__REQUIRED ACTION__:
Sort through the material below and copy each line with "index".

·····

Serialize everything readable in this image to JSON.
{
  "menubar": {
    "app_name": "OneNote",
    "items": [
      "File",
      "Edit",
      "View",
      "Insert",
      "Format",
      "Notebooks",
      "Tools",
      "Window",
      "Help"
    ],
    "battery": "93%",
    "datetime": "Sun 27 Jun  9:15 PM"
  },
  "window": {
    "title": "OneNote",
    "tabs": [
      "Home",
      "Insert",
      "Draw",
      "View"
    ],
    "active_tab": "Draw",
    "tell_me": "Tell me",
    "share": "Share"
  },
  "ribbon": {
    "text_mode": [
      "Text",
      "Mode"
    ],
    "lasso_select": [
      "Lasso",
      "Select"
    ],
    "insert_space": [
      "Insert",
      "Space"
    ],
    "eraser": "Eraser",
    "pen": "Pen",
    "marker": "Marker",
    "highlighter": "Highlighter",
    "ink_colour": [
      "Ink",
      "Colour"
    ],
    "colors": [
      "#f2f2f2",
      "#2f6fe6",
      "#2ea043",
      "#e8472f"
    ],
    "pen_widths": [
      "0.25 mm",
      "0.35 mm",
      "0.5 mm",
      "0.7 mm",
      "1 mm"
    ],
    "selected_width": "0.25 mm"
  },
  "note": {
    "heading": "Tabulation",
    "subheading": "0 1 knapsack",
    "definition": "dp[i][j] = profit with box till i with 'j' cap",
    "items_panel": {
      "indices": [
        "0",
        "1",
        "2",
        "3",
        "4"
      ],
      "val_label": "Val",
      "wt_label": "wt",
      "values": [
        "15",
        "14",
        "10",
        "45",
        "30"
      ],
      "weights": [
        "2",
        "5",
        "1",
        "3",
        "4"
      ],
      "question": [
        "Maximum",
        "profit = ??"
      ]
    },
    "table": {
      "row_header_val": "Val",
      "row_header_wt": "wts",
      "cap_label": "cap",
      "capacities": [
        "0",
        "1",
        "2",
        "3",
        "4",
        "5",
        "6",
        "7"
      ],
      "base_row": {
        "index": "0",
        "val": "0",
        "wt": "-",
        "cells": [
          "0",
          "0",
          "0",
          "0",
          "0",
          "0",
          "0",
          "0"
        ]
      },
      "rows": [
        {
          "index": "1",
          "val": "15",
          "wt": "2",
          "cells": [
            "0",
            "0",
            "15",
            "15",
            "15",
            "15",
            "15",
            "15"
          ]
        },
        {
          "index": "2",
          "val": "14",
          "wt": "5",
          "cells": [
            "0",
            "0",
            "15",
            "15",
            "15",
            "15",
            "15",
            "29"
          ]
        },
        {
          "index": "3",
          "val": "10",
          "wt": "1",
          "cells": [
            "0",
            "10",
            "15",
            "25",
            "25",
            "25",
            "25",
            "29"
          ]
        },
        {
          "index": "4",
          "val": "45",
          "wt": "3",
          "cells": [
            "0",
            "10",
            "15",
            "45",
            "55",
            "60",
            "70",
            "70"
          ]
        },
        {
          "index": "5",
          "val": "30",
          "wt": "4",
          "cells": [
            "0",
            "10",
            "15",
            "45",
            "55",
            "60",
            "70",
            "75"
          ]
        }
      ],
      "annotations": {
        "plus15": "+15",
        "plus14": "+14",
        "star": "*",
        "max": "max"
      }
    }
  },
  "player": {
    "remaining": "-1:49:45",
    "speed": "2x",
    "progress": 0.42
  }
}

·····

__EXERCISE SOLUTION__:
        "index": "0",
          "index": "1",
          "index": "2",
          "index": "3",
          "index": "4",
          "index": "5",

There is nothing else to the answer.